#### Assignment:
Without including any pictures, please copy every entry below exactly.

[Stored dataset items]
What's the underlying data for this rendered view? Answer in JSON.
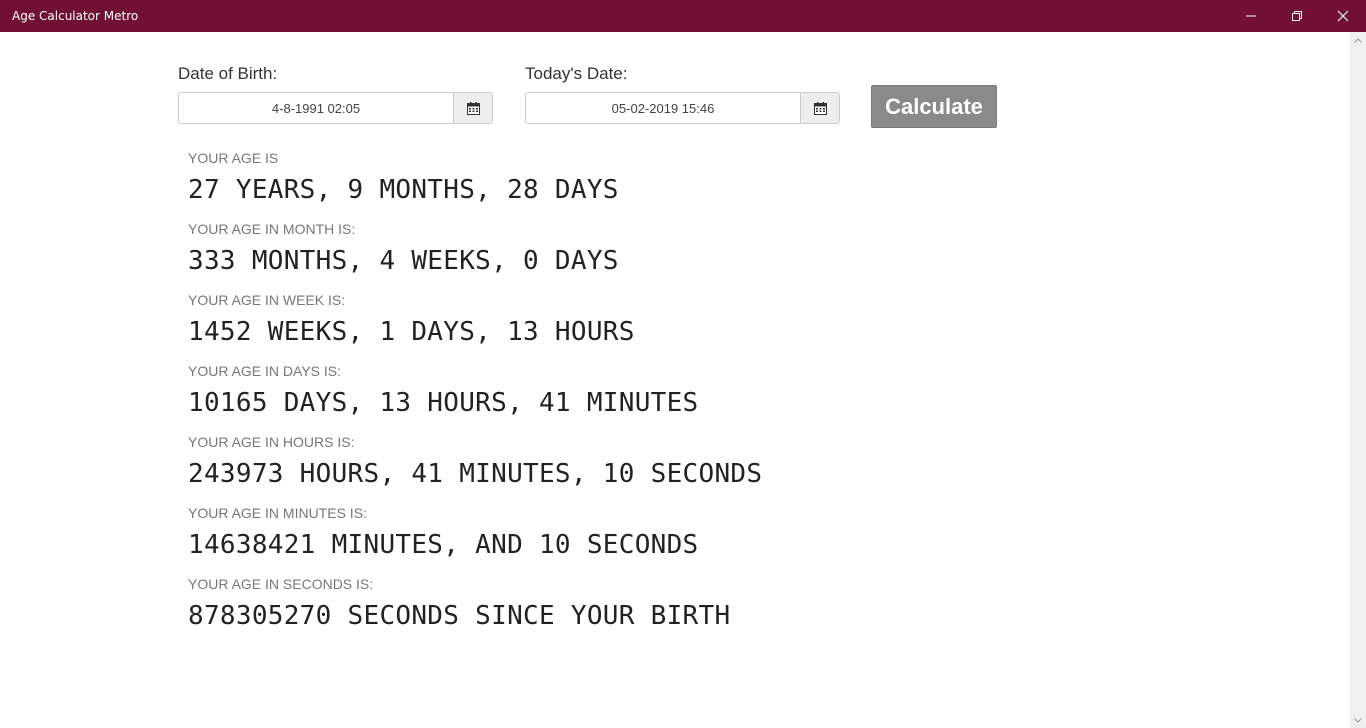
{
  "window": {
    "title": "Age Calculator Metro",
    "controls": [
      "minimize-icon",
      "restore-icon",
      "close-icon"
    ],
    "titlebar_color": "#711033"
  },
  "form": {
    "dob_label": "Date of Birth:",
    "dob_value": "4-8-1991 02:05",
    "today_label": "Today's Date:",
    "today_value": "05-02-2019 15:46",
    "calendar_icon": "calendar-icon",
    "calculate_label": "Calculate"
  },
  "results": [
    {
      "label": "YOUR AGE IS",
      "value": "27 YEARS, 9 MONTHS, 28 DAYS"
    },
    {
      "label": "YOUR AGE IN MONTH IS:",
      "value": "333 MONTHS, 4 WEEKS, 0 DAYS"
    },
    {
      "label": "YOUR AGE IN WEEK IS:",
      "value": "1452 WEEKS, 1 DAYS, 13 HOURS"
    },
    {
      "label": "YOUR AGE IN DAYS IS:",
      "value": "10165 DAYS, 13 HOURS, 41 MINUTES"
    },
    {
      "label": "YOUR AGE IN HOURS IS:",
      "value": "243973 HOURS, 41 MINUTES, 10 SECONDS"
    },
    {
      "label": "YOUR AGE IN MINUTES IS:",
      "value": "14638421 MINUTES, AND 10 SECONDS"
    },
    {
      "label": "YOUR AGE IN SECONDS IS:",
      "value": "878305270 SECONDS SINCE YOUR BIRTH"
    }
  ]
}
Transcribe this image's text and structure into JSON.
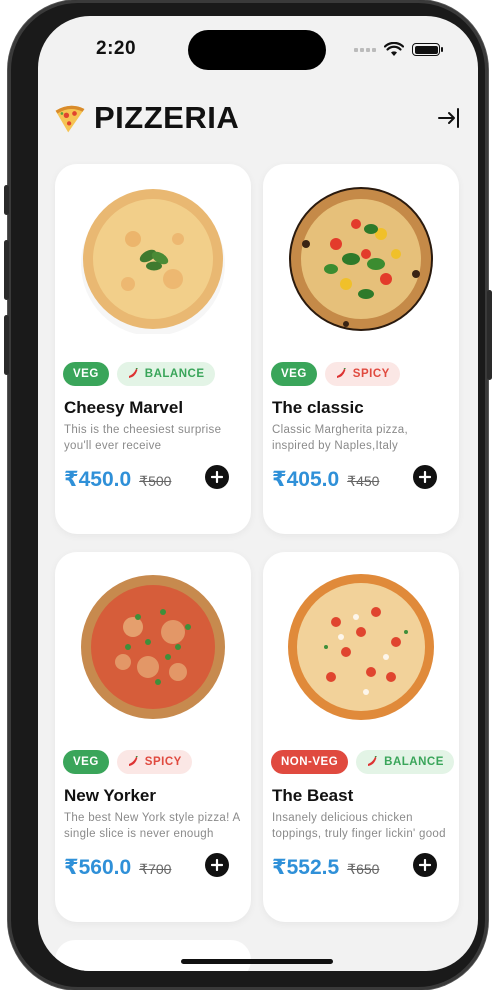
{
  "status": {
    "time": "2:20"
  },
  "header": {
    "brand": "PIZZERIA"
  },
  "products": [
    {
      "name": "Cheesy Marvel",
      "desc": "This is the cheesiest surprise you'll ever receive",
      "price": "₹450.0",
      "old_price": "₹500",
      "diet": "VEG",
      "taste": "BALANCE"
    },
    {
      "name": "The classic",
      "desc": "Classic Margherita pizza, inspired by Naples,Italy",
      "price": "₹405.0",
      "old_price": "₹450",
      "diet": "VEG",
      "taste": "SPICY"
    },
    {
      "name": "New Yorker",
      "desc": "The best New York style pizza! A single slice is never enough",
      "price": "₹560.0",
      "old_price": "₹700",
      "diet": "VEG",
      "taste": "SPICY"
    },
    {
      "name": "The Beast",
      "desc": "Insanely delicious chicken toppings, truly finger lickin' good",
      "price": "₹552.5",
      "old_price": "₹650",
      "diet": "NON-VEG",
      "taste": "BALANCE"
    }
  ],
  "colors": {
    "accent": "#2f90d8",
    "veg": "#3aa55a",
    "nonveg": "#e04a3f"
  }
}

#### Task result:
What's the underlying data for this rendered view? Answer in JSON.
{
  "window": {
    "title": "Age Calculator Metro",
    "controls": [
      "minimize-icon",
      "restore-icon",
      "close-icon"
    ],
    "titlebar_color": "#711033"
  },
  "form": {
    "dob_label": "Date of Birth:",
    "dob_value": "4-8-1991 02:05",
    "today_label": "Today's Date:",
    "today_value": "05-02-2019 15:46",
    "calendar_icon": "calendar-icon",
    "calculate_label": "Calculate"
  },
  "results": [
    {
      "label": "YOUR AGE IS",
      "value": "27 YEARS, 9 MONTHS, 28 DAYS"
    },
    {
      "label": "YOUR AGE IN MONTH IS:",
      "value": "333 MONTHS, 4 WEEKS, 0 DAYS"
    },
    {
      "label": "YOUR AGE IN WEEK IS:",
      "value": "1452 WEEKS, 1 DAYS, 13 HOURS"
    },
    {
      "label": "YOUR AGE IN DAYS IS:",
      "value": "10165 DAYS, 13 HOURS, 41 MINUTES"
    },
    {
      "label": "YOUR AGE IN HOURS IS:",
      "value": "243973 HOURS, 41 MINUTES, 10 SECONDS"
    },
    {
      "label": "YOUR AGE IN MINUTES IS:",
      "value": "14638421 MINUTES, AND 10 SECONDS"
    },
    {
      "label": "YOUR AGE IN SECONDS IS:",
      "value": "878305270 SECONDS SINCE YOUR BIRTH"
    }
  ]
}
Transcribe this image's text and structure into JSON.
{
  "status": {
    "time": "2:20"
  },
  "header": {
    "brand": "PIZZERIA"
  },
  "products": [
    {
      "name": "Cheesy Marvel",
      "desc": "This is the cheesiest surprise you'll ever receive",
      "price": "₹450.0",
      "old_price": "₹500",
      "diet": "VEG",
      "taste": "BALANCE"
    },
    {
      "name": "The classic",
      "desc": "Classic Margherita pizza, inspired by Naples,Italy",
      "price": "₹405.0",
      "old_price": "₹450",
      "diet": "VEG",
      "taste": "SPICY"
    },
    {
      "name": "New Yorker",
      "desc": "The best New York style pizza! A single slice is never enough",
      "price": "₹560.0",
      "old_price": "₹700",
      "diet": "VEG",
      "taste": "SPICY"
    },
    {
      "name": "The Beast",
      "desc": "Insanely delicious chicken toppings, truly finger lickin' good",
      "price": "₹552.5",
      "old_price": "₹650",
      "diet": "NON-VEG",
      "taste": "BALANCE"
    }
  ],
  "colors": {
    "accent": "#2f90d8",
    "veg": "#3aa55a",
    "nonveg": "#e04a3f"
  }
}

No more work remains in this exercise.